Australian security figures had “noted with great interest” the promotion of Major General Zamroni as the military commander for West Papua, the source said. “Zamroni’s appointment as head of military operations in West Papua proves that … Indonesia’s democratically elected leaders are not in control of the military, which runs as a law unto itself. Australia can expect to see more vicious repression in its backyard and, therefore, more refugees,” the source said. Zamroni was a commander of Kopassus “anti-terrorist” operations under President Soeharto. He was instrumental in quashing student democracy protests of the mid- and late 1990s when dozens of Indonesian students were arrested and subsequently disappeared. He later commanded Indonesian military operations in Aceh province when TNI was accused of gross human rights violations against separatist activists. During an offensive against Acehnese rebels in 2001, Zamroni was reported as saying: “This is a dilemma for us. Should we resort to the repressive tactics? People have yet to forget their suffering from military action in the past and so they will hate us. I admit that we may have committed human rights violations and I cannot blame the Acehnese either if they hold a grudge against us. But we’ve tried to change now, can’t they forgive us?”
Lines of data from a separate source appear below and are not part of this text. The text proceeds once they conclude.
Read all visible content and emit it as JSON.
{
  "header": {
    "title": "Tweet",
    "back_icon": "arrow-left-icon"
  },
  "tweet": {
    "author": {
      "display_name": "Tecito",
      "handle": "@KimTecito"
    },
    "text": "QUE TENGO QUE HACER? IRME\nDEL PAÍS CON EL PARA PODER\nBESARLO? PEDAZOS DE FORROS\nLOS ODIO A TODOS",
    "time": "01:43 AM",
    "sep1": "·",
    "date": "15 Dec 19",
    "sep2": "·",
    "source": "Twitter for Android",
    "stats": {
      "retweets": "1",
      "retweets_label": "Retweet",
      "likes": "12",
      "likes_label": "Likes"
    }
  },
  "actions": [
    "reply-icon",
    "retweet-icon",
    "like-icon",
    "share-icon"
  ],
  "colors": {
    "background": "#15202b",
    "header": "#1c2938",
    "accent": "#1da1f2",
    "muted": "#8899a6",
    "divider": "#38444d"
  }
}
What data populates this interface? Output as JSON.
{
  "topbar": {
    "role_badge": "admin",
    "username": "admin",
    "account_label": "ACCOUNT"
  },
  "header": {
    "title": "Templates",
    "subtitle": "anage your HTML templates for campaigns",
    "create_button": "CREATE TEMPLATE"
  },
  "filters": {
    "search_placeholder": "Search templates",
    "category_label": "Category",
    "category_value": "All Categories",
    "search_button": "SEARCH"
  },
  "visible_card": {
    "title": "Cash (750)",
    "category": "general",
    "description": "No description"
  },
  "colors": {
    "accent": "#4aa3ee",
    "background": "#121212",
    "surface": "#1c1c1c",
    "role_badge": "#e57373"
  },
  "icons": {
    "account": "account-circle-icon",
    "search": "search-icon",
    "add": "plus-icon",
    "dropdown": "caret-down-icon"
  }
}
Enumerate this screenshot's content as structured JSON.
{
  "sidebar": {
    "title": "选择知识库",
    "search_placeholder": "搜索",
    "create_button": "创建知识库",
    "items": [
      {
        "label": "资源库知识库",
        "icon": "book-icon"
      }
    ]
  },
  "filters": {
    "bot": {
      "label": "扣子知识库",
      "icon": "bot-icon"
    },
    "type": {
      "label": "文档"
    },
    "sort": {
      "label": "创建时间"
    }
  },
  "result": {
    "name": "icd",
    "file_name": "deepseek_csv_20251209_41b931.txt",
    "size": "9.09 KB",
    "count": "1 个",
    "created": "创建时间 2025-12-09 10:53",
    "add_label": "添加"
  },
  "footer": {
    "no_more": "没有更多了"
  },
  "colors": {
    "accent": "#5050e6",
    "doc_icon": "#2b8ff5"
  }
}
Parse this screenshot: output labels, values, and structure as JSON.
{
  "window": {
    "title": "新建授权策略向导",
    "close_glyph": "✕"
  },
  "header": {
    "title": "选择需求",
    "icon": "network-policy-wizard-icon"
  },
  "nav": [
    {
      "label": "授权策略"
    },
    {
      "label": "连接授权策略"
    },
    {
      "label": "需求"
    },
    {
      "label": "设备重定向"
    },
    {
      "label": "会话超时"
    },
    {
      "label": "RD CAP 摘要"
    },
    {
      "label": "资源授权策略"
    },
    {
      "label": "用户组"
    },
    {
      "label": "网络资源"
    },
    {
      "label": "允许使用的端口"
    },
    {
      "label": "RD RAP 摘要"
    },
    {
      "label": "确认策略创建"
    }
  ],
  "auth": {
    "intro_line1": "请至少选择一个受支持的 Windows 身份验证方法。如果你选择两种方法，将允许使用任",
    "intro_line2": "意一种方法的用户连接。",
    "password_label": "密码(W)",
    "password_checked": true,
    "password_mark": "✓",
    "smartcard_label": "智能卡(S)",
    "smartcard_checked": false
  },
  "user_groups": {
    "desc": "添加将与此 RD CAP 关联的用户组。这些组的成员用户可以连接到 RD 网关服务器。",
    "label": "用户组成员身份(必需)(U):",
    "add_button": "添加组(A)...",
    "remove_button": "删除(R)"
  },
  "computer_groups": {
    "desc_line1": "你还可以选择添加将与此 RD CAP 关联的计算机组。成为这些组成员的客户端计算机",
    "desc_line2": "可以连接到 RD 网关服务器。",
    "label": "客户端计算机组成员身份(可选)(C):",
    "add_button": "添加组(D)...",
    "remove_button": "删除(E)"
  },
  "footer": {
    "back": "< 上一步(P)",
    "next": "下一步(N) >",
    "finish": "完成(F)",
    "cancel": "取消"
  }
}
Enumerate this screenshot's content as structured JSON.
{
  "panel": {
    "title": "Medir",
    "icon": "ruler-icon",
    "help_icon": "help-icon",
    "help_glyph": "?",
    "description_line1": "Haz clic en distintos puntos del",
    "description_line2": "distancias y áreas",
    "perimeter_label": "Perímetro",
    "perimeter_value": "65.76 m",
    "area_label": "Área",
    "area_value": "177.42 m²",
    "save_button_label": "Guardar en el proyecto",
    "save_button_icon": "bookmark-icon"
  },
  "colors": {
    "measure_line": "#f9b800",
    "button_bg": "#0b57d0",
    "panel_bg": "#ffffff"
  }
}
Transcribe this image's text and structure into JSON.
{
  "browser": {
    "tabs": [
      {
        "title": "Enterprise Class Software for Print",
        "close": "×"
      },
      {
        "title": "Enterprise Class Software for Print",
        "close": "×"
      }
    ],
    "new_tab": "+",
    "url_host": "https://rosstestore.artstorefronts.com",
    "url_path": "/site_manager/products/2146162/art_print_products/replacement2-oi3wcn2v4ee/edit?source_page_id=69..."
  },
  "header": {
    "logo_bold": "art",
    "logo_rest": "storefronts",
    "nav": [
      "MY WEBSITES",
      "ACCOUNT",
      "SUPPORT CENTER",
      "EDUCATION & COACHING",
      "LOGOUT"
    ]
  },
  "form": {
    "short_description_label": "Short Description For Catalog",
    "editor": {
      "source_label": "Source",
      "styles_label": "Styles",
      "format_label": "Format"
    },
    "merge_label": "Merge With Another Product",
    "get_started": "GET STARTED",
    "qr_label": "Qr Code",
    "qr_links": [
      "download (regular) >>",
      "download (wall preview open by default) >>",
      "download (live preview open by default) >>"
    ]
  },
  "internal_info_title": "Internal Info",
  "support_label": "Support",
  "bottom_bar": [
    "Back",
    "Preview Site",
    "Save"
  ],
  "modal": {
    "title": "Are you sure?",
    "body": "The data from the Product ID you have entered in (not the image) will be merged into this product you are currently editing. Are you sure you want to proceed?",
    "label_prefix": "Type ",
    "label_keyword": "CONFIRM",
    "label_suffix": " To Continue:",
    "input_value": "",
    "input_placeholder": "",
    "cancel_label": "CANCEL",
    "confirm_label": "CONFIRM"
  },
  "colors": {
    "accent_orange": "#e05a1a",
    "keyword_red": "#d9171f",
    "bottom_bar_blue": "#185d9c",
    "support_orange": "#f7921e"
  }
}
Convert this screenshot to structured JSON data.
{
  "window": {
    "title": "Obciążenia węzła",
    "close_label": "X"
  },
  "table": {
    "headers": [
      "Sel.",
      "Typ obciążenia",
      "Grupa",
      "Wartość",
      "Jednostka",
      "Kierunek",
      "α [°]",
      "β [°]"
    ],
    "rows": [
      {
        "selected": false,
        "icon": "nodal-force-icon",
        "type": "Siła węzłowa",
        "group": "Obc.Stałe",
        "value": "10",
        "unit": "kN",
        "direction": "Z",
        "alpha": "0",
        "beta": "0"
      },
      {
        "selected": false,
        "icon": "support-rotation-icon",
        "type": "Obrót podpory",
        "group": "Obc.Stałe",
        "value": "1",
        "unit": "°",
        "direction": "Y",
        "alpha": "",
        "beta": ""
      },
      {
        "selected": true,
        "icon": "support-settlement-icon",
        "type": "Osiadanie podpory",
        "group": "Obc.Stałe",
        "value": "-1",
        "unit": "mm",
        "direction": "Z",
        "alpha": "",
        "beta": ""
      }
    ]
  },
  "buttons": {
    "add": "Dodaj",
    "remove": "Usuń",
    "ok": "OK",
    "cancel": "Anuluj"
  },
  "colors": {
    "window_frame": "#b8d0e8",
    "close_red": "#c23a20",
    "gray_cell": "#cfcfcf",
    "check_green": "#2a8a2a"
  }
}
The Free West Papua Movement in Australia says Indonesian agents are operating with impunity within PNG. During a recent 30-day visit to the border regions of West Papua, the organisation’s Nick Chesterfield encountered Indonesian special forces and spies on the border. West Papuan refugees in PNG were not safe, he said in a detailed report that has been passed to several federal departments.”The refugees’ immediate security situation is grave to say the least,” he wrote. “The Indonesian military have intensified their efforts to hunt down and capture the refugees. We have received many reports around Wetung [in PNG] of special platoons … being drilled to capture them extra-territorially and their position within PNG is not secure. Vanimo [a PNG border town] is almost completely overrun with the TNI and BIN and even as a staging point for movement [of refugees] to other locations in PNG, this is not secure.”. “We do not wish for any of these . . . high-risk refugees to remain in Vanimo for longer than 24 hours as they are at grave risk of kidnapping or assassination. The TNI have been moving weapons utilising … timber vessels and operations, and … they have completely infiltrated normal daily life in Vanimo.” Chesterfield said 400 West Papuan students were missing. “And we genuinely fear out of this, 202 have been killed,” he said. ●

AAP IMAGES; REUTERS